As a leader, how do you let your team know you are available to them? Sure, you’ve probably said (more times than you can count) “I’m here if you need me.” That’s a good start, but is there a way you could visually send that message? Mr. People Equation sent me a New York Times article about design consultancy IDEO’s chief creative officer, Paul Bennett.
According to the essay, Mr. Bennett had a unique approach to connecting more fully with employees. Tired of the constant crush of back-to-back meetings, and feeling isolated from all but a handful of people, Bennett set up his office in the hub of IDEO: the IT help desk. Then he hung a large Icelandic fish retrofitted into a light above his desk. Bennett says, “When the light is on, it’s a signifier to the office that I am there, and a symbol to me that I should be accessible, available and approachable.”
Now, it may be completely unthinkable in your corporate culture (not to mention sort of gross) to hang a fish light to show your team you’re available. Yet it’s worth considering: in what ways do you show people that you are not only available, but approachable?
A leader can be physically available (“our one-to-one is at 3:00 PM today”) but still unapproachable (distracted, critical or sarcastic.) Unapproachable leaders are an island—remote and inaccessible.

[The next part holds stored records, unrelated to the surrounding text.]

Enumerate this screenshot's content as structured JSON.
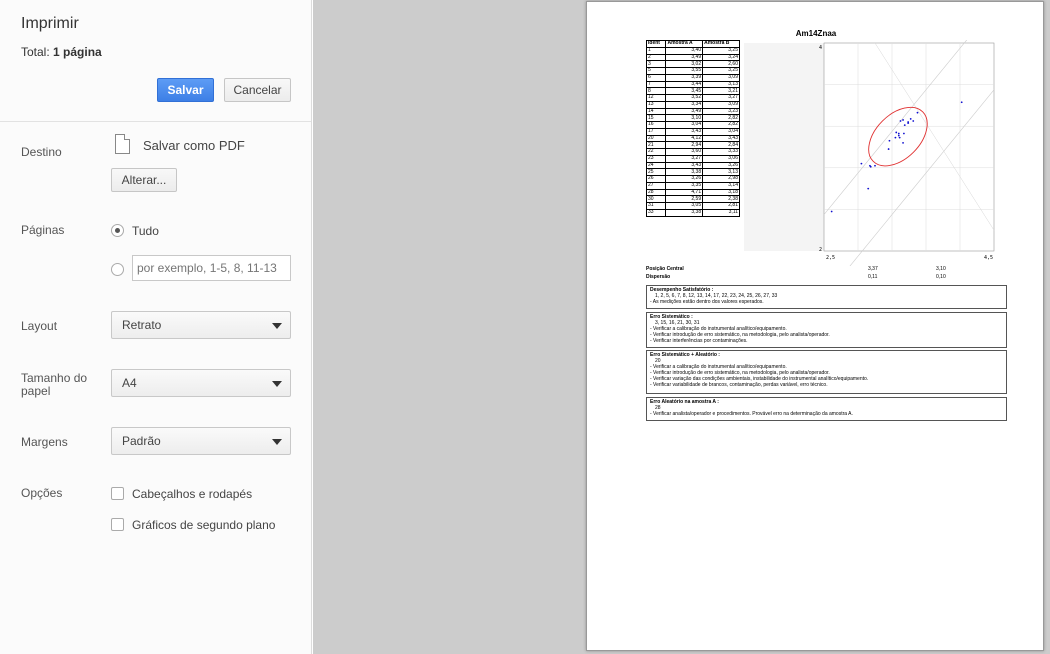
{
  "sidebar": {
    "title": "Imprimir",
    "total_label": "Total: ",
    "total_value": "1 página",
    "save_label": "Salvar",
    "cancel_label": "Cancelar",
    "destination": {
      "label": "Destino",
      "value": "Salvar como PDF",
      "change_label": "Alterar..."
    },
    "pages": {
      "label": "Páginas",
      "all_label": "Tudo",
      "custom_placeholder": "por exemplo, 1-5, 8, 11-13"
    },
    "layout": {
      "label": "Layout",
      "value": "Retrato"
    },
    "paper_size": {
      "label_line1": "Tamanho do",
      "label_line2": "papel",
      "value": "A4"
    },
    "margins": {
      "label": "Margens",
      "value": "Padrão"
    },
    "options": {
      "label": "Opções",
      "headers_footers": "Cabeçalhos e rodapés",
      "background_graphics": "Gráficos de segundo plano"
    }
  },
  "preview": {
    "doc_title": "Am14Znaa",
    "table": {
      "headers": [
        "Ident",
        "Amostra A",
        "Amostra B"
      ],
      "rows": [
        [
          "1",
          "3,40",
          "3,25"
        ],
        [
          "2",
          "3,49",
          "3,24"
        ],
        [
          "3",
          "3,02",
          "2,60"
        ],
        [
          "5",
          "3,55",
          "3,25"
        ],
        [
          "6",
          "3,39",
          "3,09"
        ],
        [
          "7",
          "3,44",
          "3,13"
        ],
        [
          "8",
          "3,45",
          "3,21"
        ],
        [
          "12",
          "3,52",
          "3,27"
        ],
        [
          "13",
          "3,34",
          "3,09"
        ],
        [
          "14",
          "3,49",
          "3,23"
        ],
        [
          "15",
          "3,10",
          "2,82"
        ],
        [
          "16",
          "3,04",
          "2,82"
        ],
        [
          "17",
          "3,43",
          "3,04"
        ],
        [
          "20",
          "4,12",
          "3,43"
        ],
        [
          "21",
          "2,94",
          "2,84"
        ],
        [
          "22",
          "3,60",
          "3,33"
        ],
        [
          "23",
          "3,27",
          "3,06"
        ],
        [
          "24",
          "3,43",
          "3,26"
        ],
        [
          "25",
          "3,38",
          "3,13"
        ],
        [
          "26",
          "3,26",
          "2,98"
        ],
        [
          "27",
          "3,35",
          "3,14"
        ],
        [
          "28",
          "4,71",
          "3,18"
        ],
        [
          "30",
          "2,59",
          "2,38"
        ],
        [
          "31",
          "3,05",
          "2,81"
        ],
        [
          "33",
          "3,38",
          "3,11"
        ]
      ]
    },
    "chart_data": {
      "type": "scatter",
      "title": "",
      "xlim": [
        2.5,
        4.5
      ],
      "ylim": [
        2,
        4
      ],
      "x_tick_labels": [
        "2,5",
        "4,5"
      ],
      "y_tick_labels": [
        "2",
        "4"
      ],
      "series": [
        {
          "x": [
            3.4,
            3.49,
            3.02,
            3.55,
            3.39,
            3.44,
            3.45,
            3.52,
            3.34,
            3.49,
            3.1,
            3.04,
            3.43,
            4.12,
            2.94,
            3.6,
            3.27,
            3.43,
            3.38,
            3.26,
            3.35,
            4.71,
            2.59,
            3.05,
            3.38
          ],
          "y": [
            3.25,
            3.24,
            2.6,
            3.25,
            3.09,
            3.13,
            3.21,
            3.27,
            3.09,
            3.23,
            2.82,
            2.82,
            3.04,
            3.43,
            2.84,
            3.33,
            3.06,
            3.26,
            3.13,
            2.98,
            3.14,
            3.18,
            2.38,
            2.81,
            3.11
          ]
        }
      ],
      "ellipse": {
        "center": [
          3.37,
          3.1
        ],
        "color": "#e03030"
      },
      "point_color": "#1010d0",
      "grid": true
    },
    "summary": {
      "position_label": "Posição Central",
      "position_a": "3,37",
      "position_b": "3,10",
      "dispersion_label": "Dispersão",
      "dispersion_a": "0,11",
      "dispersion_b": "0,10"
    },
    "boxes": [
      {
        "title": "Desempenho Satisfatório :",
        "ids": "1, 2, 5, 6, 7, 8, 12, 13, 14, 17, 22, 23, 24, 25, 26, 27, 33",
        "notes": [
          "- As medições estão dentro dos valores esperados."
        ]
      },
      {
        "title": "Erro Sistemático :",
        "ids": "3, 15, 16, 21, 30, 31",
        "notes": [
          "- Verificar a calibração do instrumental analítico/equipamento.",
          "- Verificar introdução de erro sistemático, na metodologia, pelo analista/operador.",
          "- Verificar interferências por contaminações."
        ]
      },
      {
        "title": "Erro Sistemático + Aleatório :",
        "ids": "20",
        "notes": [
          "- Verificar a calibração do instrumental analítico/equipamento.",
          "- Verificar introdução de erro sistemático, na metodologia, pelo analista/operador.",
          "- Verificar variação das condições ambientais, instabilidade do instrumental analítico/equipamento.",
          "- Verificar variabilidade de brancos, contaminação, perdas variável, erro técnico."
        ]
      },
      {
        "title": "Erro Aleatório na amostra A :",
        "ids": "28",
        "notes": [
          "- Verificar analista/operador e procedimentos. Provável erro na determinação da amostra A."
        ]
      }
    ]
  }
}
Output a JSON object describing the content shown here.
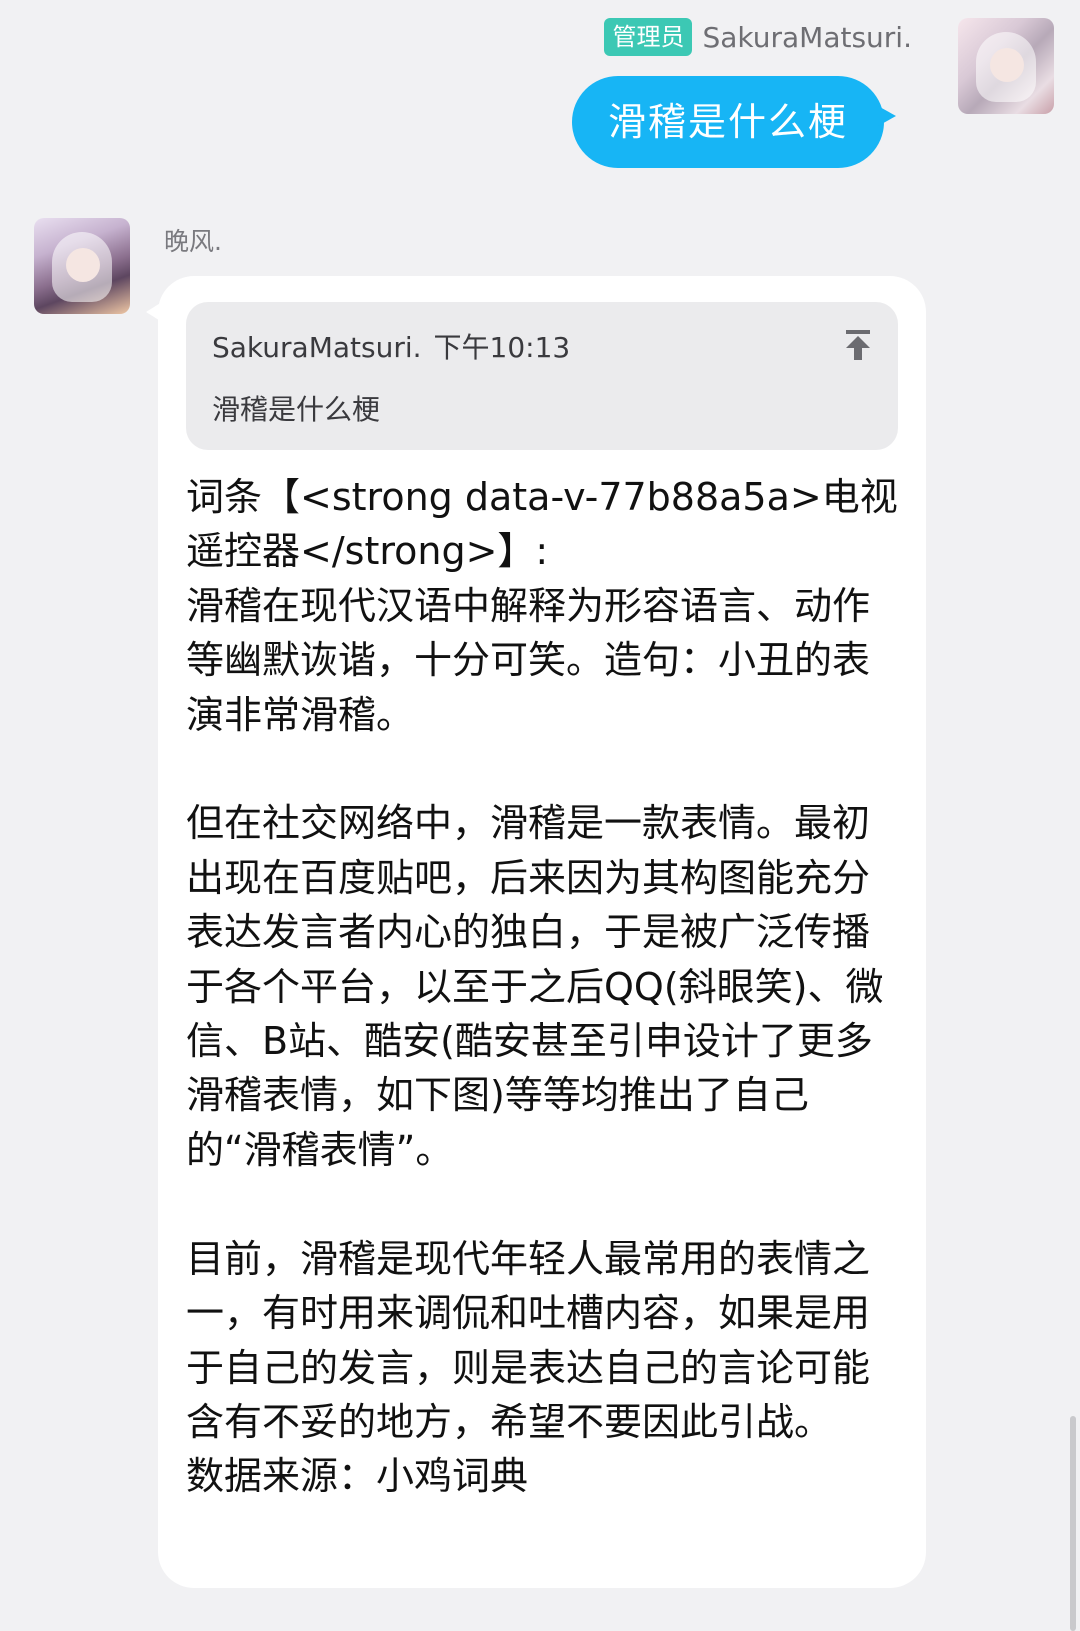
{
  "me": {
    "badge": "管理员",
    "name": "SakuraMatsuri.",
    "message": "滑稽是什么梗"
  },
  "other": {
    "name": "晚风.",
    "quote": {
      "author": "SakuraMatsuri.",
      "time": "下午10:13",
      "text": "滑稽是什么梗",
      "icon": "jump-to-top-icon"
    },
    "reply": "词条【<strong data-v-77b88a5a>电视遥控器</strong>】:\n滑稽在现代汉语中解释为形容语言、动作等幽默诙谐，十分可笑。造句：小丑的表演非常滑稽。\n\n但在社交网络中，滑稽是一款表情。最初出现在百度贴吧，后来因为其构图能充分表达发言者内心的独白，于是被广泛传播于各个平台，以至于之后QQ(斜眼笑)、微信、B站、酷安(酷安甚至引申设计了更多滑稽表情，如下图)等等均推出了自己的“滑稽表情”。\n\n目前，滑稽是现代年轻人最常用的表情之一，有时用来调侃和吐槽内容，如果是用于自己的发言，则是表达自己的言论可能含有不妥的地方，希望不要因此引战。\n数据来源：小鸡词典"
  },
  "colors": {
    "background": "#f1f1f3",
    "sent_bubble": "#17b5f5",
    "admin_badge": "#3cc8b4"
  }
}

The best leaders are a beacon for their team. Like a lighthouse’s bright light, they guide people safely into port and provide hope for what awaits onshore. As my colleague Victorio Milian told me, “I believe a leader is approachable when I can talk to him/her and not regret doing so.” Sounds like an excellent Approachability Litmus Test to me!
Here are some ways to be more approachable as a leader:
- When meeting with people, remove distractions. Silence the cell phone and put it away.
- Take a deep breath before responding to inflammatory statements and reply, “I’m curious, what leads you to say that?”
- Practice genuine humility. People can spot “humble bragging” a mile away.
- Watch for verbal “erasers” that negate a positive statement. “That’s a good idea, but . . .”
- Be sincere. If you don’t think the idea is “great” don’t label it as such. Search for an adjective that is more appropriate, but not damaging. Remember, to be an encouraging beacon, you must “THINK” before you speak.
- Don’t take yourself so seriously. One of the best bosses I ever had always told me, “I take my job very seriously, but not myself.” Learning to laugh at your shortcomings is one of the most effective ways to remove barriers between you and others.
- Build a reputation for keeping confidences. If an employee shares something with you in confidence it is a show of trust on his/her part.
- Tell the truth, keep your promises. Your credibility depends on it and people won’t come to you if they think you’re not trustworthy.
Take a moment and think about your last handful of interactions with your team. Were you a beacon or an island?
You may also like my post How leaders can create space for creativity, communication and connection which ran earlier this week on the Smartblog on Leadership site.
Jennifer Miller says
Welcome to the People Equation! You offer up yet another viewpoint of accessibility – is a manager willing roll up his or her sleeves and pitch in? Great insight!
Jennifer Miller says
Perhaps you’ve already written about this (if so, I missed it) but I would be fascinated to read more case studies of leaders moving their desks to the center of the action. If you do write it, would you please let me know? That represents a huge reversal in leadership practices.